Al-Sha'arani indicated that the inscription which was unearthed near the French city of Lyon represents important evidence on the role the city played as the citizens of Qanawat (Qanatha) were part of the Syrian merchants who were well known in France as the discovered inscription mentions the name of a merchant called Taim bin Sa'ad.
He indicated that the most important archaeological edifices which remained until the present time are Temple of Helios (God of the Sun) which was built in the 2nd century AD over a 3-meter high basis, and it consists of 31 pillars.

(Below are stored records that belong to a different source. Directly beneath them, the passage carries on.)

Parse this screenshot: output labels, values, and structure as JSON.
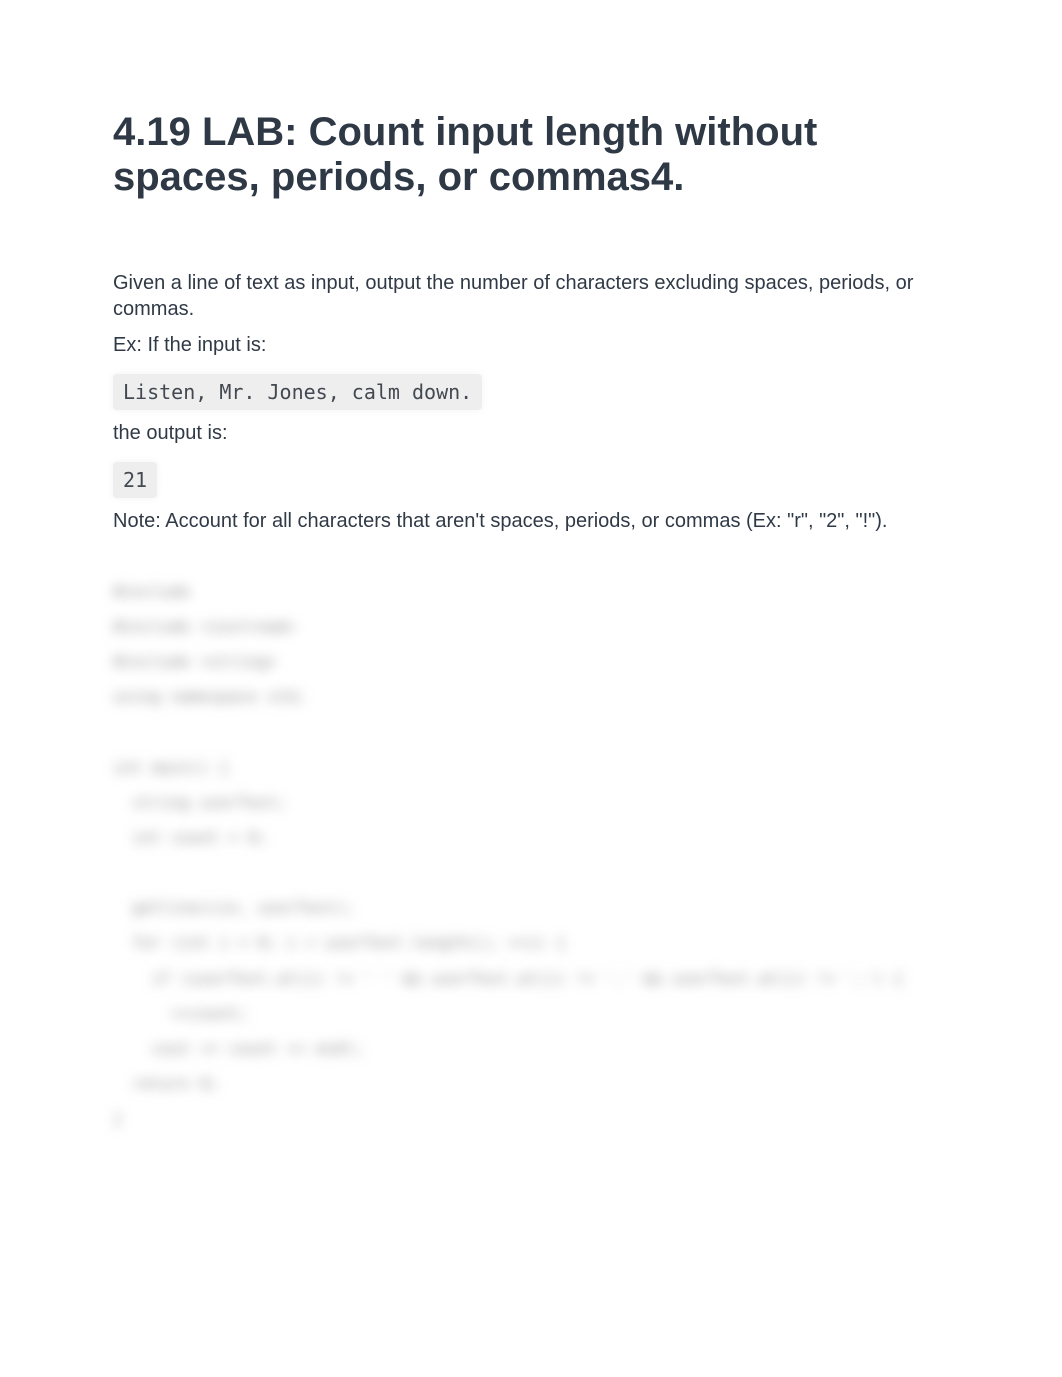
{
  "title": "4.19 LAB: Count input length without spaces, periods, or commas4.",
  "intro": "Given a line of text as input, output the number of characters excluding spaces, periods, or commas.",
  "example_label": "Ex: If the input is:",
  "example_input": "Listen, Mr. Jones, calm down.",
  "output_label": "the output is:",
  "example_output": "21",
  "note": "Note: Account for all characters that aren't spaces, periods, or commas (Ex: \"r\", \"2\", \"!\").",
  "blurred_code": "#include\n#include <iostream>\n#include <string>\nusing namespace std;\n\nint main() {\n  string userText;\n  int count = 0;\n\n  getline(cin, userText);\n  for (int i = 0; i < userText.length(); ++i) {\n    if (userText.at(i) != ' ' && userText.at(i) != '.' && userText.at(i) != ',') {\n      ++count;\n    cout << count << endl;\n  return 0;\n}"
}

Qanawat also embraces the Temple of Zeus (God of Heavens) which was built in the 2nd century AD, and its ruins still exist on the high part of Qanawat town, in addition to the Temple of Athena (Sea Goddess) which dates back to the 2nd century AD, the Temple is 11-metere long and 6,5-meter wide while its height is 7 meters.
Qanawat Theatre is also one of the features which reflect the greatness of the area as it is located on the edge of the valley from the eastern side to the north of Water Temple.

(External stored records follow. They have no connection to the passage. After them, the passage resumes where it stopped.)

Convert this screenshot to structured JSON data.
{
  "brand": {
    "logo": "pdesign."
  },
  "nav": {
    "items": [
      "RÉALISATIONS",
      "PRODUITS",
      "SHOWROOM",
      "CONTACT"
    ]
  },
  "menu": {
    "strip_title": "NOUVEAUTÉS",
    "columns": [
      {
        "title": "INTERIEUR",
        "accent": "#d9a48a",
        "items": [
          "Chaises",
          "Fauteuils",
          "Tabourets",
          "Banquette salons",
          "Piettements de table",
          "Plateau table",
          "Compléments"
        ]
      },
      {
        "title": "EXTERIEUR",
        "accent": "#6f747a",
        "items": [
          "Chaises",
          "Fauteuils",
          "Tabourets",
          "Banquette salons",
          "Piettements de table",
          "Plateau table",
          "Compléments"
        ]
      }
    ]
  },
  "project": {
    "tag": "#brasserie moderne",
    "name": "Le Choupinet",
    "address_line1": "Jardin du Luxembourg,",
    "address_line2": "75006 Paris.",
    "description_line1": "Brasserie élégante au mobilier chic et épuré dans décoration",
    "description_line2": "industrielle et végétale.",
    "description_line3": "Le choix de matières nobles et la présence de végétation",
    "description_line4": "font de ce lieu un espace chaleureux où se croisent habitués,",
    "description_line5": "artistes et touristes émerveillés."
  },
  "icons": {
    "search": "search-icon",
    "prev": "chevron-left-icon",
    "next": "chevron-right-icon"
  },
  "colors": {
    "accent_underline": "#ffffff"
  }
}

The Theatre was established in the second half of the 3rd century AD and it is 125-meter long and 40-meter wide as it was used for acting, concerts and meetings.
Qanawat also includes archaeological bathhouses which accommodate for 500 persons, and they consist of a number of the chambers and halls used for various purposes, in addition to smaller bathhouses located at the lower part.
The excavation started at the site of the bathhouses three years ago as important parts of them have been unearthed such as the hot chambers, and the chambers of steam, in addition to discovering special bathhouses built in the Roman Age.
Qanawat Town also embraces a number of the archaeological houses, most of which date back to the Nabataean, Roman and Byzantine eras, and their walls were built of basalt stones which makes them resist the factors of nature and time.
Hotels dating back to the first half of the 2nd century AD were also built in Qanawat, and they were used as Khans.
The hotels consist of two floors used for the residence of the pilgrims and the travelers, and later the buildings changed to become as houses for important religious figures.
Qanawat ancient name 'Qanatha' was mentioned in religious and historical sources and in the Greek and Latin texts as 'Qanota', and its name also appeared on the coins from the 1st century BC to the 6th century AD.
An inscription written in the Greek and Aramaic languages dating back to the 2nd millennium BC was also unearthed in the town.